━━━ Records for this task

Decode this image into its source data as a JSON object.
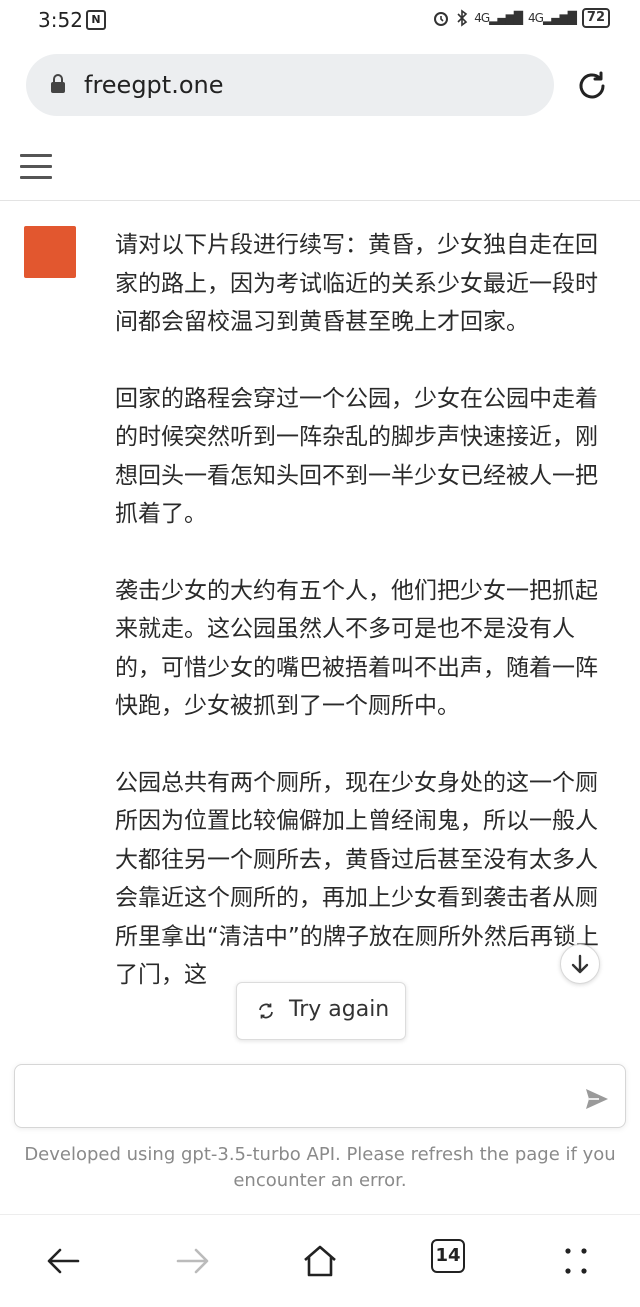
{
  "status_bar": {
    "time": "3:52",
    "notification_badge": "N",
    "network_labels": [
      "4G",
      "4G"
    ],
    "battery": "72"
  },
  "browser": {
    "url": "freegpt.one",
    "tab_count": "14"
  },
  "message": {
    "paragraphs": [
      "请对以下片段进行续写：黄昏，少女独自走在回家的路上，因为考试临近的关系少女最近一段时间都会留校温习到黄昏甚至晚上才回家。",
      "回家的路程会穿过一个公园，少女在公园中走着的时候突然听到一阵杂乱的脚步声快速接近，刚想回头一看怎知头回不到一半少女已经被人一把抓着了。",
      "袭击少女的大约有五个人，他们把少女一把抓起来就走。这公园虽然人不多可是也不是没有人的，可惜少女的嘴巴被捂着叫不出声，随着一阵快跑，少女被抓到了一个厕所中。",
      "公园总共有两个厕所，现在少女身处的这一个厕所因为位置比较偏僻加上曾经闹鬼，所以一般人大都往另一个厕所去，黄昏过后甚至没有太多人会靠近这个厕所的，再加上少女看到袭击者从厕所里拿出“清洁中”的牌子放在厕所外然后再锁上了门，这"
    ]
  },
  "actions": {
    "try_again_label": "Try again"
  },
  "input": {
    "placeholder": ""
  },
  "footer": {
    "note": "Developed using gpt-3.5-turbo API. Please refresh the page if you encounter an error."
  },
  "colors": {
    "avatar": "#e2572f",
    "url_bar_bg": "#eceef0"
  }
}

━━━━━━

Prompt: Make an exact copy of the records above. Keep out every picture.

Result of the task:
Decode this image into its source data as a JSON object.
{
  "status_bar": {
    "time": "3:52",
    "notification_badge": "N",
    "network_labels": [
      "4G",
      "4G"
    ],
    "battery": "72"
  },
  "browser": {
    "url": "freegpt.one",
    "tab_count": "14"
  },
  "message": {
    "paragraphs": [
      "请对以下片段进行续写：黄昏，少女独自走在回家的路上，因为考试临近的关系少女最近一段时间都会留校温习到黄昏甚至晚上才回家。",
      "回家的路程会穿过一个公园，少女在公园中走着的时候突然听到一阵杂乱的脚步声快速接近，刚想回头一看怎知头回不到一半少女已经被人一把抓着了。",
      "袭击少女的大约有五个人，他们把少女一把抓起来就走。这公园虽然人不多可是也不是没有人的，可惜少女的嘴巴被捂着叫不出声，随着一阵快跑，少女被抓到了一个厕所中。",
      "公园总共有两个厕所，现在少女身处的这一个厕所因为位置比较偏僻加上曾经闹鬼，所以一般人大都往另一个厕所去，黄昏过后甚至没有太多人会靠近这个厕所的，再加上少女看到袭击者从厕所里拿出“清洁中”的牌子放在厕所外然后再锁上了门，这"
    ]
  },
  "actions": {
    "try_again_label": "Try again"
  },
  "input": {
    "placeholder": ""
  },
  "footer": {
    "note": "Developed using gpt-3.5-turbo API. Please refresh the page if you encounter an error."
  },
  "colors": {
    "avatar": "#e2572f",
    "url_bar_bg": "#eceef0"
  }
}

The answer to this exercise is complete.